**About this task:** All of the data below is to be copied exactly.

[Web page and app entries]
+++++

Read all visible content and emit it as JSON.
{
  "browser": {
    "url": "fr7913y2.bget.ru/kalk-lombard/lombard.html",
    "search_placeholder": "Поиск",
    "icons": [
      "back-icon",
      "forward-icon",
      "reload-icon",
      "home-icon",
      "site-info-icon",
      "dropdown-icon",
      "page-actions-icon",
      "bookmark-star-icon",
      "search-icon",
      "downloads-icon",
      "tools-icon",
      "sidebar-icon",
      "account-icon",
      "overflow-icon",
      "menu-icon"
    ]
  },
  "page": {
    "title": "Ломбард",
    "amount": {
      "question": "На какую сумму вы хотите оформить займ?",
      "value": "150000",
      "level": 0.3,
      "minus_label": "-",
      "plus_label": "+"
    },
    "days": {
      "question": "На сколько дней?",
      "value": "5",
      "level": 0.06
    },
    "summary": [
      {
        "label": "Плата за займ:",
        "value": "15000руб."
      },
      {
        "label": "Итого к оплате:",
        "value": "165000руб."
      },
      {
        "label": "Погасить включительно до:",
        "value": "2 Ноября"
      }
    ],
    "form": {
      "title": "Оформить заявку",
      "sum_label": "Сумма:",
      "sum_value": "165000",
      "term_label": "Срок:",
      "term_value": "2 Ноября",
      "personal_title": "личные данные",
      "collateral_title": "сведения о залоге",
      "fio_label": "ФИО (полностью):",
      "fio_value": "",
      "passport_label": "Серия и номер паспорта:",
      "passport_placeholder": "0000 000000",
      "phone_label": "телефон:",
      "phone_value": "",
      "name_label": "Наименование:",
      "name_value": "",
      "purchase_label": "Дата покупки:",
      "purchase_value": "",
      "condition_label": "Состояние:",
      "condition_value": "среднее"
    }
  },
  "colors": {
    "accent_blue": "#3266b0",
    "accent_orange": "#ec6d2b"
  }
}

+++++

**Solution to this task:**
Read all visible content and emit it as JSON.
{
  "browser": {
    "url": "fr7913y2.bget.ru/kalk-lombard/lombard.html",
    "search_placeholder": "Поиск",
    "icons": [
      "back-icon",
      "forward-icon",
      "reload-icon",
      "home-icon",
      "site-info-icon",
      "dropdown-icon",
      "page-actions-icon",
      "bookmark-star-icon",
      "search-icon",
      "downloads-icon",
      "tools-icon",
      "sidebar-icon",
      "account-icon",
      "overflow-icon",
      "menu-icon"
    ]
  },
  "page": {
    "title": "Ломбард",
    "amount": {
      "question": "На какую сумму вы хотите оформить займ?",
      "value": "150000",
      "level": 0.3,
      "minus_label": "-",
      "plus_label": "+"
    },
    "days": {
      "question": "На сколько дней?",
      "value": "5",
      "level": 0.06
    },
    "summary": [
      {
        "label": "Плата за займ:",
        "value": "15000руб."
      },
      {
        "label": "Итого к оплате:",
        "value": "165000руб."
      },
      {
        "label": "Погасить включительно до:",
        "value": "2 Ноября"
      }
    ],
    "form": {
      "title": "Оформить заявку",
      "sum_label": "Сумма:",
      "sum_value": "165000",
      "term_label": "Срок:",
      "term_value": "2 Ноября",
      "personal_title": "личные данные",
      "collateral_title": "сведения о залоге",
      "fio_label": "ФИО (полностью):",
      "fio_value": "",
      "passport_label": "Серия и номер паспорта:",
      "passport_placeholder": "0000 000000",
      "phone_label": "телефон:",
      "phone_value": "",
      "name_label": "Наименование:",
      "name_value": "",
      "purchase_label": "Дата покупки:",
      "purchase_value": "",
      "condition_label": "Состояние:",
      "condition_value": "среднее"
    }
  },
  "colors": {
    "accent_blue": "#3266b0",
    "accent_orange": "#ec6d2b"
  }
}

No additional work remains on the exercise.